Engaging Parents as Partners in Education
Parent Tip Sheet – February 2020
Think about a rubber band. When you pull it and let go, it snaps back. If you bounce a tennis ball against a school wall, it bounces back. These visuals describe the concept of resiliency. The idea that despite life’s difficulties, one can ‘snap back’ or ‘bounce back’ and recover. Research shows us that we can build this capacity for resilience. Here are some tips you might use as a parent or caregiver to develop resiliency with your child:
- Make connections – be a friend to have a friend.
- Maintain a daily routine – this is especially true for younger children; structure helps to know what they can depend on.
- Take a break – while routine is important, self care and time to focus on fun ‘down time’ can help turn our minds to creative and positive possibilities.
What is it? Creating, sharing, or sending sexually explicit messages, which could include photos or videos.
Who’s doing it? Kids! Sexting, self or peer exploitation is a huge behavioural issue.
Why they do it? Youth might participate in sexting for many reasons including: peer pressure; they’re asked to; “everybody else is doing it”; think they owe a boyfriend/girlfriend, or made to feel guilty; have a long distance or an online relationship; they feel proud of their body and want to share it; they feel harassed, threatened, or blackmailed into sending pictures.
- The sext can be forwarded without your permission or posted anywhere on the internet.
- Even if you trust who you are sending it to, somebody else might see the sext. Or the relationship with that person can change.
- The use of threats, accusations, or violence to try to force or intimidate a person to do something, or not do something is illegal.

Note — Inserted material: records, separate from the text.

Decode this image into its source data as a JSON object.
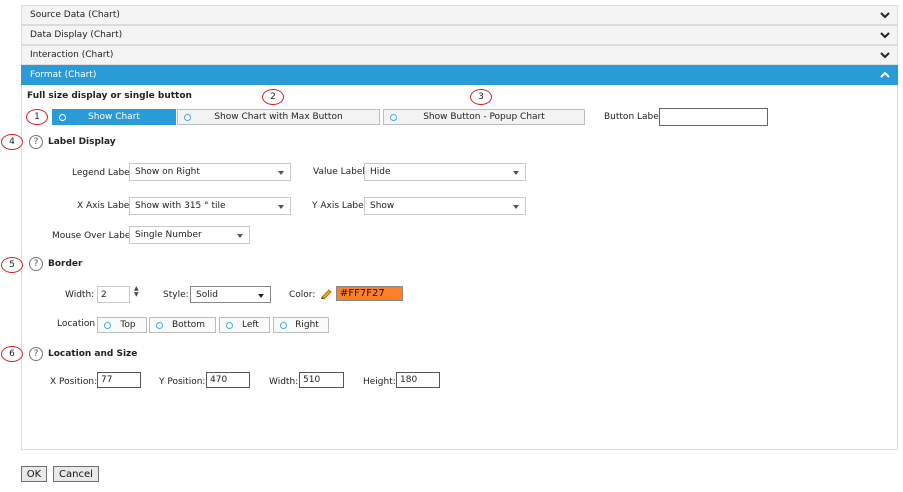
{
  "accordion": [
    {
      "label": "Source Data (Chart)",
      "expanded": false
    },
    {
      "label": "Data Display (Chart)",
      "expanded": false
    },
    {
      "label": "Interaction (Chart)",
      "expanded": false
    },
    {
      "label": "Format (Chart)",
      "expanded": true
    }
  ],
  "display_mode": {
    "heading": "Full size display or single button",
    "options": [
      "Show Chart",
      "Show Chart with Max Button",
      "Show Button - Popup Chart"
    ],
    "selected": "Show Chart",
    "button_label_caption": "Button Label",
    "button_label_value": ""
  },
  "callouts": [
    "1",
    "2",
    "3",
    "4",
    "5",
    "6"
  ],
  "label_display": {
    "title": "Label Display",
    "legend_label": {
      "caption": "Legend Label",
      "value": "Show on Right"
    },
    "value_label": {
      "caption": "Value Label",
      "value": "Hide"
    },
    "x_axis_label": {
      "caption": "X Axis Label",
      "value": "Show with 315 ° tile"
    },
    "y_axis_label": {
      "caption": "Y Axis Label",
      "value": "Show"
    },
    "mouse_over_label": {
      "caption": "Mouse Over Label",
      "value": "Single Number"
    }
  },
  "border": {
    "title": "Border",
    "width_caption": "Width:",
    "width_value": "2",
    "style_caption": "Style:",
    "style_value": "Solid",
    "color_caption": "Color:",
    "color_value": "#FF7F27",
    "location_caption": "Location",
    "locations": [
      "Top",
      "Bottom",
      "Left",
      "Right"
    ]
  },
  "location_size": {
    "title": "Location and Size",
    "x_caption": "X Position:",
    "x_value": "77",
    "y_caption": "Y Position:",
    "y_value": "470",
    "w_caption": "Width:",
    "w_value": "510",
    "h_caption": "Height:",
    "h_value": "180"
  },
  "help_glyph": "?",
  "footer": {
    "ok": "OK",
    "cancel": "Cancel"
  },
  "colors": {
    "accent": "#2b9bd8",
    "callout": "#d02020",
    "swatch": "#FF7F27"
  }
}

- Making, possessing, and distributing child pornography is illegal and carry mandatory minimum jail sentences.
How to deal with it? Don’t give into pressure. Think before you share pictures. Don’t ask for pictures. Delete received pictures. Don’t resend received pictures – report it!
Parents – Know what apps your children are using and know how to use them.
Having fun in the winter
Winter is a great time for children and youth to get outdoors and play. Children move more and play longer when they are outdoors.
Building snowmen and sledding are some winter activities that will get your children moving and help keep them warm outdoors.
Below are some tips to keep your children safe during winter activities:
- Children should not go outside to play if the temperature or windchill is -27 degrees celsius or lower.
- Check on children regularly to make sure that they are warm and dry.
- Dress children in layers of clothing.
For more information, visit caringforkids.cps.ca/handouts/winter_safety or contact your local health unit.